◆ TASK DESCRIPTION: Find every line of the records that has "JSON" and return it.

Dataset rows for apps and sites
=-=-=-=-=

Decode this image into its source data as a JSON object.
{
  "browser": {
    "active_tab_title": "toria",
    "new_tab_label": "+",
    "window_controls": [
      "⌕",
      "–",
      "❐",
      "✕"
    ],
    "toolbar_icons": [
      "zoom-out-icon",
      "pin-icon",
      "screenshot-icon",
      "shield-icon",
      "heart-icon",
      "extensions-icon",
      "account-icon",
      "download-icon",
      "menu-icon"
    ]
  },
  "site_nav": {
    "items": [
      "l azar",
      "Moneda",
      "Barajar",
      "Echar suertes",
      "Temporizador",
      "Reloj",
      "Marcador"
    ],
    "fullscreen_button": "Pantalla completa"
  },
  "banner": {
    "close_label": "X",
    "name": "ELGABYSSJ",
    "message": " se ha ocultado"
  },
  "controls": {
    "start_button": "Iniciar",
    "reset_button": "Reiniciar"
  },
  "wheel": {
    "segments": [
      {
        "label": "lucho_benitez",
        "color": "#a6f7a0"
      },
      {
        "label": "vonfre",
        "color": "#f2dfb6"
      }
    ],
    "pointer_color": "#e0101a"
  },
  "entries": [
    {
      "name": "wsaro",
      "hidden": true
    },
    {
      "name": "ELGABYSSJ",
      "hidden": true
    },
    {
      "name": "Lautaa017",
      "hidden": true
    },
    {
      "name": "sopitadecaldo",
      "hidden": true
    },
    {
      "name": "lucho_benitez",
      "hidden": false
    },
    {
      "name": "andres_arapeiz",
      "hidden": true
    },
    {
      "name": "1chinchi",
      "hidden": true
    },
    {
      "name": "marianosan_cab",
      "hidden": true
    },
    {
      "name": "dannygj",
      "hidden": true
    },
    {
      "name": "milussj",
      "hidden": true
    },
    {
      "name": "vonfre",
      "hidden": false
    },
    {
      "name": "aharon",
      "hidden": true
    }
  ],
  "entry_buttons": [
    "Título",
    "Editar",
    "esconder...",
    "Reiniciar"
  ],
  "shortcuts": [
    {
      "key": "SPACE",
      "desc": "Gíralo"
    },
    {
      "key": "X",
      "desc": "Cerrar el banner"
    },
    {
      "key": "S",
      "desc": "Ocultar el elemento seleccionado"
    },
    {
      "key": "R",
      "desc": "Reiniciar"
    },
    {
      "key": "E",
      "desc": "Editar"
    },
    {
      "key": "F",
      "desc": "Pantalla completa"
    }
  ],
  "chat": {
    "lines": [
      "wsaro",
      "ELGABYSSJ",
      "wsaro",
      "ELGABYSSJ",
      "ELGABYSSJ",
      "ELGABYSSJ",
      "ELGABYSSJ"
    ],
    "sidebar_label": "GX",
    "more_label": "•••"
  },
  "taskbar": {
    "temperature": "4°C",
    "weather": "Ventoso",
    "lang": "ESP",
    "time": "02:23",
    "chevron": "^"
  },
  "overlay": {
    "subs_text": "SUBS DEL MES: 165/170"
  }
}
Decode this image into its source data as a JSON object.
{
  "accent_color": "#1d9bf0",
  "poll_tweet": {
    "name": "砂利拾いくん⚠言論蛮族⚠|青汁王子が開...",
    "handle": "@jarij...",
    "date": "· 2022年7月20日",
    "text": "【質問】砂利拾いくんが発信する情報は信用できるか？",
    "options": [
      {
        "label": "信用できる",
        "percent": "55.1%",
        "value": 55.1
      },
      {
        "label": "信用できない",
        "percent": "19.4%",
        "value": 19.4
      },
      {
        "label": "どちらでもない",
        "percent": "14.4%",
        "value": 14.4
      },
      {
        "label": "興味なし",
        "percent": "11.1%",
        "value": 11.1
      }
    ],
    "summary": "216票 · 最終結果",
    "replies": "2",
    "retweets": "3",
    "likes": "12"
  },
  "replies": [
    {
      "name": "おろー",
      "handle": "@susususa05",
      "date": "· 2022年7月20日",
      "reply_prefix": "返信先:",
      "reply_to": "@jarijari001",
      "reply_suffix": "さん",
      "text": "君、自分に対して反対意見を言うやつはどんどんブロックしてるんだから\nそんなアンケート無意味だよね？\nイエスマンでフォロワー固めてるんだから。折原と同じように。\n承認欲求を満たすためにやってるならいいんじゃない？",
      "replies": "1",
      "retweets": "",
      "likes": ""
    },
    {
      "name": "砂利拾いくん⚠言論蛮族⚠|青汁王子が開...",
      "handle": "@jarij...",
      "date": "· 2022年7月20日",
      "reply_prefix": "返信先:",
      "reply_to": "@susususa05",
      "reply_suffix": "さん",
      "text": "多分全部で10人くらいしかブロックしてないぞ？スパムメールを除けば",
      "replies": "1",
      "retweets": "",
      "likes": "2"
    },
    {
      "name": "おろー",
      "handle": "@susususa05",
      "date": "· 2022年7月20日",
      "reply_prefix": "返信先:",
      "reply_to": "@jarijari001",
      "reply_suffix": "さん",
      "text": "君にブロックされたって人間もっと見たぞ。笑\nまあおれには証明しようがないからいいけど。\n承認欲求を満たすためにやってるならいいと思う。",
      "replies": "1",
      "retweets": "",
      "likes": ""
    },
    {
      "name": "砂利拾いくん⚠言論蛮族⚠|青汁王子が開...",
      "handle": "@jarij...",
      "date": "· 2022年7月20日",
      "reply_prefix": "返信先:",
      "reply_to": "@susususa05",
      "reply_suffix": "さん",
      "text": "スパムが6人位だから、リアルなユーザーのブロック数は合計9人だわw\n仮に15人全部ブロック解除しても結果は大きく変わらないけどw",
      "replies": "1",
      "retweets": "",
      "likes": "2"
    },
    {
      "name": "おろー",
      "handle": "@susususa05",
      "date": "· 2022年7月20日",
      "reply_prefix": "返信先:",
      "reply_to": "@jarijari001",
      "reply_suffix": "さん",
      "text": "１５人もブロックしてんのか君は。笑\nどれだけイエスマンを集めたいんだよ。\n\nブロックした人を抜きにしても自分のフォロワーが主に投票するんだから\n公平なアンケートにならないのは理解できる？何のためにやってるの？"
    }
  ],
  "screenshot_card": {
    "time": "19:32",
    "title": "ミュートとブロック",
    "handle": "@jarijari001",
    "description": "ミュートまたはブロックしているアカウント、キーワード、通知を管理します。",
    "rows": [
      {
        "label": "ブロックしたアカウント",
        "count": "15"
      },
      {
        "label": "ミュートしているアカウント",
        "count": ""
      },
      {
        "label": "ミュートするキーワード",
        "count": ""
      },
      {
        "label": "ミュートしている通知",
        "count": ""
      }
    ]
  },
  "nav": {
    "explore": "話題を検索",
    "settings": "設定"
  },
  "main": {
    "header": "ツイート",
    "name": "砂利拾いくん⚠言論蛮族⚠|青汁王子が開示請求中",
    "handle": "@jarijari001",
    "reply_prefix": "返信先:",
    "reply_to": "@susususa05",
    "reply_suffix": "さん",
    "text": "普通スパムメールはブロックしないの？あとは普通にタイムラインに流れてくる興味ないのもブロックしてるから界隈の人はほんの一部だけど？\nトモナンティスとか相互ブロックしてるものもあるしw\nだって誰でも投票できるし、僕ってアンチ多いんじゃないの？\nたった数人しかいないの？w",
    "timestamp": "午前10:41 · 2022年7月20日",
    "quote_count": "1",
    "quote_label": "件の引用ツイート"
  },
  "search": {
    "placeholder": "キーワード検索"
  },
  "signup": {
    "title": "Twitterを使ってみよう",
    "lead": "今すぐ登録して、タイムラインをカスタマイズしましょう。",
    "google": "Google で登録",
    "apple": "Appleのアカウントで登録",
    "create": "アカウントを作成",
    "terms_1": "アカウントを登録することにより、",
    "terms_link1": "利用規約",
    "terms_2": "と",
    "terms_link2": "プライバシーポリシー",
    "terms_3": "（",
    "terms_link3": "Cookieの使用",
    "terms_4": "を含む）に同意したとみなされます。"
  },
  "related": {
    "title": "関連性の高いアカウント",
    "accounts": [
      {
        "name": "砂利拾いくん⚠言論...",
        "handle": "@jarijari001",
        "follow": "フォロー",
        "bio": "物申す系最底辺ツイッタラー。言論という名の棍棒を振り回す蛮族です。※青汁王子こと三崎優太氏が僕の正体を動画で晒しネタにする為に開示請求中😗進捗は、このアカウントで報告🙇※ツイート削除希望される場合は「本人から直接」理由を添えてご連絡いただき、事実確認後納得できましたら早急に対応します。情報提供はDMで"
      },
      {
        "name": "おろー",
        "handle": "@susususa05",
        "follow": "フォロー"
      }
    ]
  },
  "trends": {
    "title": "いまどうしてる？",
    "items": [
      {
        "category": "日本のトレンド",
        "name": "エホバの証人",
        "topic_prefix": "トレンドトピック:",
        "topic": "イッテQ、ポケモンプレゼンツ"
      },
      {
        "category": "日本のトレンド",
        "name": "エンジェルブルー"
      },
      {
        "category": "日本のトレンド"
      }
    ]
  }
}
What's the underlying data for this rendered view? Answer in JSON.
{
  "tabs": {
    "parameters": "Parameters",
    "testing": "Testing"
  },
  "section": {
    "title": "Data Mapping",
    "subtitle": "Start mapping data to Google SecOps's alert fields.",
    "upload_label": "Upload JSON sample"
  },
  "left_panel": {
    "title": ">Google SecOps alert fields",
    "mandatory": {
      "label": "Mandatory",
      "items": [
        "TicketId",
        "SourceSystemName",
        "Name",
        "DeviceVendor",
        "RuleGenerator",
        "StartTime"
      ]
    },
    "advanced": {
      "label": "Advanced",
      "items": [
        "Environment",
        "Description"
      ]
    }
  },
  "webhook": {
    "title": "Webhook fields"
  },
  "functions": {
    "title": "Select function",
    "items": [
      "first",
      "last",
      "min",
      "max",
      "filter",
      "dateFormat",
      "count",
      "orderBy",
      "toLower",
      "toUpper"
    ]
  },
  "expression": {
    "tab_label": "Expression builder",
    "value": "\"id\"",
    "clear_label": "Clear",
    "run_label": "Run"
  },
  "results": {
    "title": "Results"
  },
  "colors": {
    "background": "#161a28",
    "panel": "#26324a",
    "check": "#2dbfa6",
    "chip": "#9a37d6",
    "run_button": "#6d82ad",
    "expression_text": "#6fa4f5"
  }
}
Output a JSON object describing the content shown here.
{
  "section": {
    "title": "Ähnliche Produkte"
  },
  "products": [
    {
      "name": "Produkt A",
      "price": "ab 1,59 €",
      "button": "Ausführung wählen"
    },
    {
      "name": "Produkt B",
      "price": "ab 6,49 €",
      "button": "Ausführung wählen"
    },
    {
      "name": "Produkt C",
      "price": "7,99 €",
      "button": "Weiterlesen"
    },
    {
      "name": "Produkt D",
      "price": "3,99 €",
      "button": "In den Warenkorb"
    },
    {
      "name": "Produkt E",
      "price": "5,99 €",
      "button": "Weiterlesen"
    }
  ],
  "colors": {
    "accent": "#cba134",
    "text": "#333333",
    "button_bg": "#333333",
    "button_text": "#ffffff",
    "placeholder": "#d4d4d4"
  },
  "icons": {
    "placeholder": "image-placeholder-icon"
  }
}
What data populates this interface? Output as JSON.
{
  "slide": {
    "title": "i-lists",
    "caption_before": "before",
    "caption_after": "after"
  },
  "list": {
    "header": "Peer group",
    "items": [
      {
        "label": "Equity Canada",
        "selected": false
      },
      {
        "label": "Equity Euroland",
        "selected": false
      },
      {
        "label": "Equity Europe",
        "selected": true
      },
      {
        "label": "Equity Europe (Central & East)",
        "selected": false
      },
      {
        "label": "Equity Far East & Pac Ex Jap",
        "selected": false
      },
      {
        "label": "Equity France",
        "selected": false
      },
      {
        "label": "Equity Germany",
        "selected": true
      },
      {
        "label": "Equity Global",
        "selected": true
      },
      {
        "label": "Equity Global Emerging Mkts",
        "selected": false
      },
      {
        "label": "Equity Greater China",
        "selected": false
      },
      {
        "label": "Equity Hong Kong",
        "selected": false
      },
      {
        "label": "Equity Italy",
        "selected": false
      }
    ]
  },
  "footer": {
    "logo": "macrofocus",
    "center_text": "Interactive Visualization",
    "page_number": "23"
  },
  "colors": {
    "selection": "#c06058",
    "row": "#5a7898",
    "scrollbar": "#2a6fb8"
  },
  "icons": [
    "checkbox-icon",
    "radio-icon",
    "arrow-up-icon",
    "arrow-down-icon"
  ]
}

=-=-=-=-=

◆ SOLUTION FOR THIS PROBLEM:
Decode this image into its source data as a JSON object.
Decode this image into its source data as a JSON object.
What's the underlying data for this rendered view? Answer in JSON.
    "upload_label": "Upload JSON sample"
Output a JSON object describing the content shown here.
What data populates this interface? Output as JSON.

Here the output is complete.